- Manual Testing-
Manual testing requires human interaction. The tester puts himself in the role of a user role that has to be validated, and performs all those operations that have defined in a test plan, or seeks "tickling" the system to get there was no "user" had arrived previously...
As you can see, both types of tests are complementary and important to guarantee quality software.
Automation is fast, and you can test many subtle variations in the data. You can also easily repeat the tests as the software evolves. Because it is executed by the system, fatigue and errors that sometimes accompany repetitive tasks are avoided. In contrast, although manual tests generally take longer to execute (since a person performs them), they often require much less configuration time. It is a good option for tests that only need to be occasionally run, or in cases where the cost/time of the automation configuration exceeds the benefits.
A UNIVERSE OF TYPES OF EVIDENCE
Following are the steps of the inherent complexity of our industry, the tests also suffer from an endless myriad of types, versions, evolutions and classes. But let's focus on the most important and essential, according to each case and context.
- Unit test: Unit tests are automated tests that verify the functionality of the component, class, method or level of ownership. The main objective of the unit tests is to take the smallest piece of verifiable software in the application, isolate it from the rest of the code and determine if it behaves exactly as we expect. Each unit is tested separately before integrating them into the components to test the interfaces between the units. Unit tests must be written before (or very shortly after) writing a method; being the developers who create the class or the method, who design the test.
Thus, we managed to keep the focus on what the code should do, and it becomes a powerful tool to apply KISS, JIT, and keep the focus on what you have to do instead of how, avoiding introducing complexity without value.
- Integration tests: The individual units are integrated together to form larger components from a test perspective. In its simplest form, two units that have already been tested are combined into an integrated component, and the interface between them is tested. Integration tests - or components - identify problems that occur when units are combined. The new errors that arise are probably related to the interface between the units instead of within the units themselves; simplifying the task of finding and correcting defects.

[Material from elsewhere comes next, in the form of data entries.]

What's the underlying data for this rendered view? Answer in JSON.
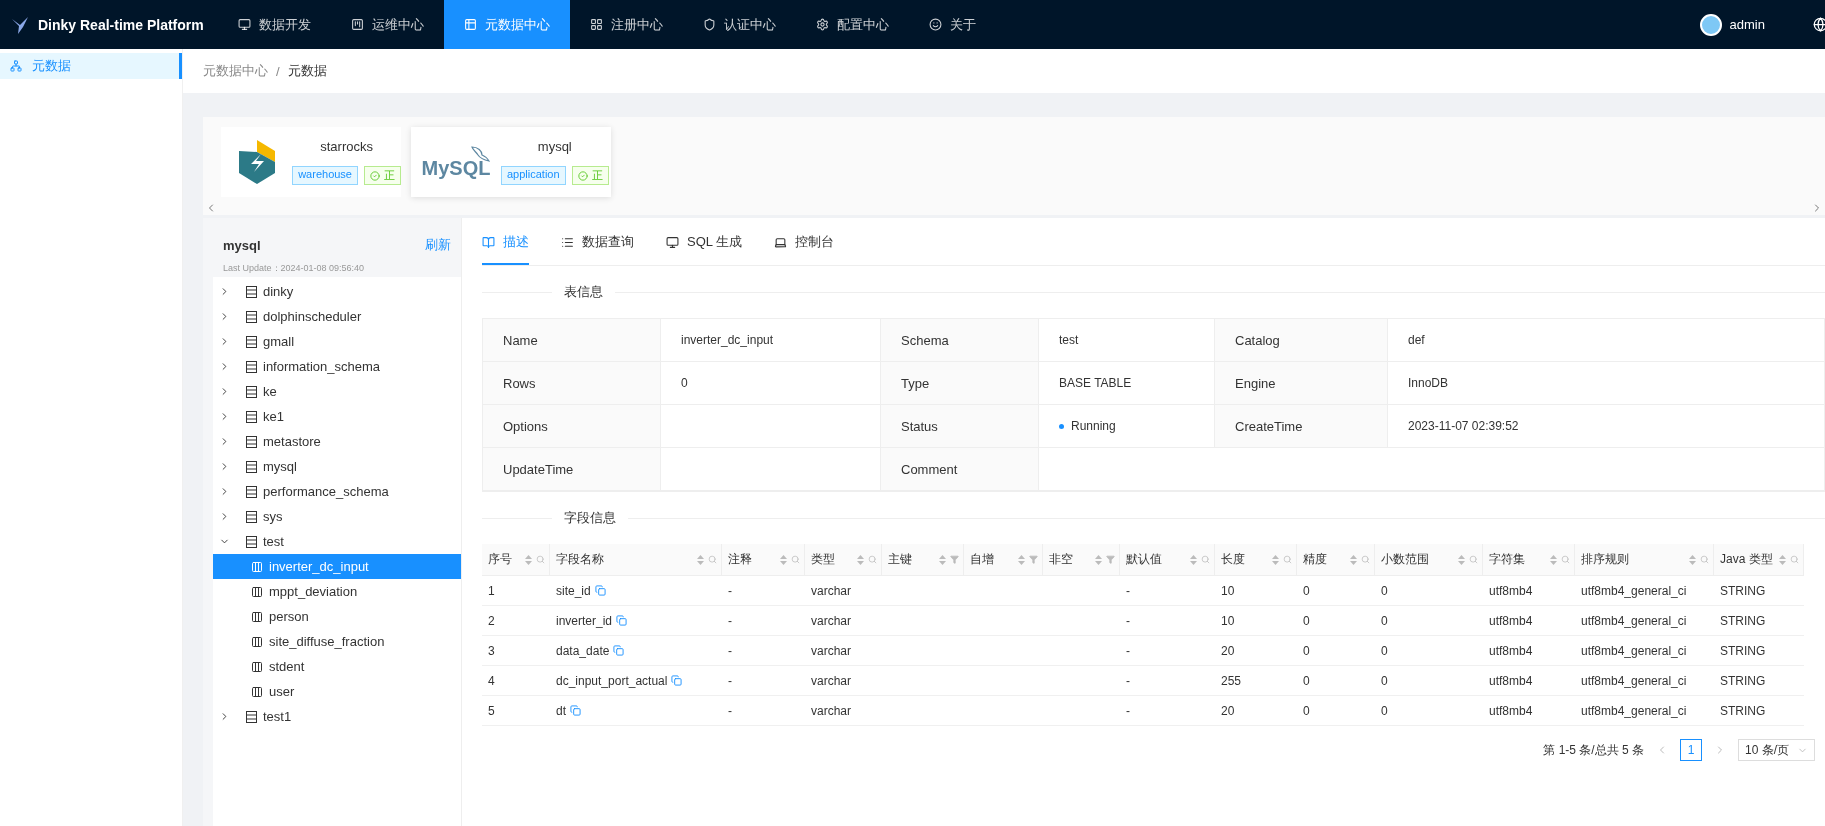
{
  "header": {
    "title": "Dinky Real-time Platform",
    "user": "admin",
    "nav": [
      {
        "label": "数据开发",
        "selected": false
      },
      {
        "label": "运维中心",
        "selected": false
      },
      {
        "label": "元数据中心",
        "selected": true
      },
      {
        "label": "注册中心",
        "selected": false
      },
      {
        "label": "认证中心",
        "selected": false
      },
      {
        "label": "配置中心",
        "selected": false
      },
      {
        "label": "关于",
        "selected": false
      }
    ]
  },
  "sidebar": {
    "items": [
      {
        "label": "元数据",
        "selected": true
      }
    ]
  },
  "breadcrumb": {
    "items": [
      "元数据中心",
      "元数据"
    ],
    "separator": "/"
  },
  "datasources": [
    {
      "name": "starrocks",
      "tag": "warehouse",
      "status": "正",
      "selected": false
    },
    {
      "name": "mysql",
      "logo_text": "MySQL",
      "tag": "application",
      "status": "正",
      "selected": true
    }
  ],
  "tree": {
    "title": "mysql",
    "refresh": "刷新",
    "last_update": "Last Update：2024-01-08 09:56:40",
    "items": [
      {
        "label": "dinky",
        "expanded": false
      },
      {
        "label": "dolphinscheduler",
        "expanded": false
      },
      {
        "label": "gmall",
        "expanded": false
      },
      {
        "label": "information_schema",
        "expanded": false
      },
      {
        "label": "ke",
        "expanded": false
      },
      {
        "label": "ke1",
        "expanded": false
      },
      {
        "label": "metastore",
        "expanded": false
      },
      {
        "label": "mysql",
        "expanded": false
      },
      {
        "label": "performance_schema",
        "expanded": false
      },
      {
        "label": "sys",
        "expanded": false
      },
      {
        "label": "test",
        "expanded": true,
        "children": [
          {
            "label": "inverter_dc_input",
            "selected": true
          },
          {
            "label": "mppt_deviation",
            "selected": false
          },
          {
            "label": "person",
            "selected": false
          },
          {
            "label": "site_diffuse_fraction",
            "selected": false
          },
          {
            "label": "stdent",
            "selected": false
          },
          {
            "label": "user",
            "selected": false
          }
        ]
      },
      {
        "label": "test1",
        "expanded": false
      }
    ]
  },
  "tabs": [
    {
      "label": "描述",
      "selected": true
    },
    {
      "label": "数据查询",
      "selected": false
    },
    {
      "label": "SQL 生成",
      "selected": false
    },
    {
      "label": "控制台",
      "selected": false
    }
  ],
  "table_info": {
    "title": "表信息",
    "rows": [
      [
        {
          "label": "Name",
          "value": "inverter_dc_input"
        },
        {
          "label": "Schema",
          "value": "test"
        },
        {
          "label": "Catalog",
          "value": "def"
        }
      ],
      [
        {
          "label": "Rows",
          "value": "0"
        },
        {
          "label": "Type",
          "value": "BASE TABLE"
        },
        {
          "label": "Engine",
          "value": "InnoDB"
        }
      ],
      [
        {
          "label": "Options"
        },
        {
          "label": "Status",
          "value": "Running",
          "kind": "status"
        },
        {
          "label": "CreateTime",
          "value": "2023-11-07 02:39:52"
        }
      ],
      [
        {
          "label": "UpdateTime"
        },
        {
          "label": "Comment"
        }
      ]
    ]
  },
  "fields": {
    "title": "字段信息",
    "columns": [
      {
        "label": "序号",
        "kind": "search"
      },
      {
        "label": "字段名称",
        "kind": "search"
      },
      {
        "label": "注释",
        "kind": "search"
      },
      {
        "label": "类型",
        "kind": "search"
      },
      {
        "label": "主键",
        "kind": "filter"
      },
      {
        "label": "自增",
        "kind": "filter"
      },
      {
        "label": "非空",
        "kind": "filter"
      },
      {
        "label": "默认值",
        "kind": "search"
      },
      {
        "label": "长度",
        "kind": "search"
      },
      {
        "label": "精度",
        "kind": "search"
      },
      {
        "label": "小数范围",
        "kind": "search"
      },
      {
        "label": "字符集",
        "kind": "search"
      },
      {
        "label": "排序规则",
        "kind": "search"
      },
      {
        "label": "Java 类型",
        "kind": "search"
      }
    ],
    "rows": [
      [
        "1",
        "site_id",
        "-",
        "varchar",
        null,
        null,
        null,
        "-",
        "10",
        "0",
        "0",
        "utf8mb4",
        "utf8mb4_general_ci",
        "STRING"
      ],
      [
        "2",
        "inverter_id",
        "-",
        "varchar",
        null,
        null,
        null,
        "-",
        "10",
        "0",
        "0",
        "utf8mb4",
        "utf8mb4_general_ci",
        "STRING"
      ],
      [
        "3",
        "data_date",
        "-",
        "varchar",
        null,
        null,
        null,
        "-",
        "20",
        "0",
        "0",
        "utf8mb4",
        "utf8mb4_general_ci",
        "STRING"
      ],
      [
        "4",
        "dc_input_port_actual",
        "-",
        "varchar",
        null,
        null,
        null,
        "-",
        "255",
        "0",
        "0",
        "utf8mb4",
        "utf8mb4_general_ci",
        "STRING"
      ],
      [
        "5",
        "dt",
        "-",
        "varchar",
        null,
        null,
        null,
        "-",
        "20",
        "0",
        "0",
        "utf8mb4",
        "utf8mb4_general_ci",
        "STRING"
      ]
    ]
  },
  "pagination": {
    "summary": "第 1-5 条/总共 5 条",
    "pages": [
      {
        "label": "1",
        "selected": true
      }
    ],
    "page_size": "10 条/页"
  }
}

- Regression tests: Whenever changes are made to a project, the existing code may no longer work correctly, or there may be errors not previously discovered. This type of error is called regression. To detect these defects, the entire project must undergo a regression: a new full test of a modified program, instead of a test of only the modified units, to ensure that no errors have been introduced with the modifications. As it can be deduced, this type of tests must be automated because it can be made up of tens of thousands of unit tests, or integration or more. A less expensive version could be to build tests that replicate the actions that caused the regression, and verify that they have been corrected by not happening the errors again; in addition to adding the unit tests that ensure that the code that has corrected the regression works correctly.

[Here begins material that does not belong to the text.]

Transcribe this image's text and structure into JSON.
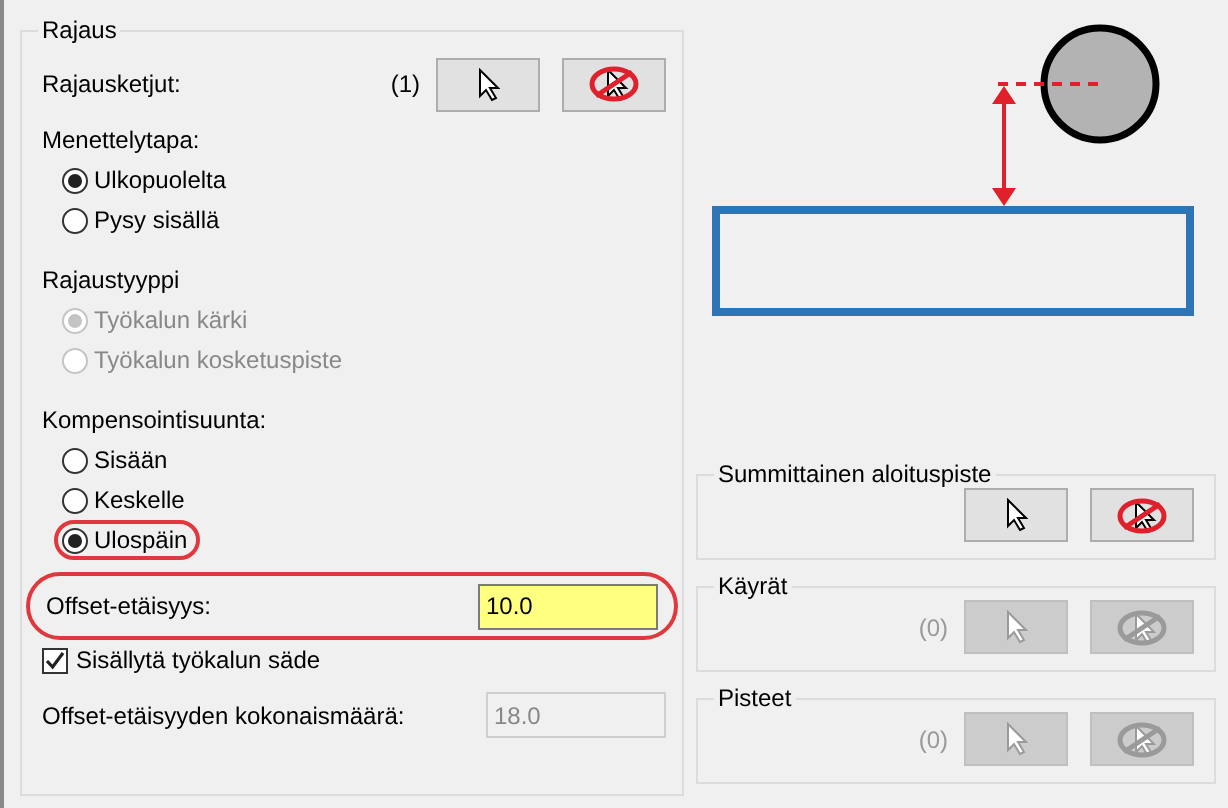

- Functionality tests: Automated or manual tests that test the functionalities of the application or module built from the end user, with their different roles, to validate that the software does what it should and, above all, what has been done In its automatic version are tests that are automated to "save test time". From the test cases of the manual tests, the test cases are automated so that they are repeated in the executions. These cases are usually the most important (happy flow) of the modules or business processes "vital" of the application. That is to say, the processes that always have to work and that under no circumstances can fail. The objective of automatic functional tests is to check that there are no regressions.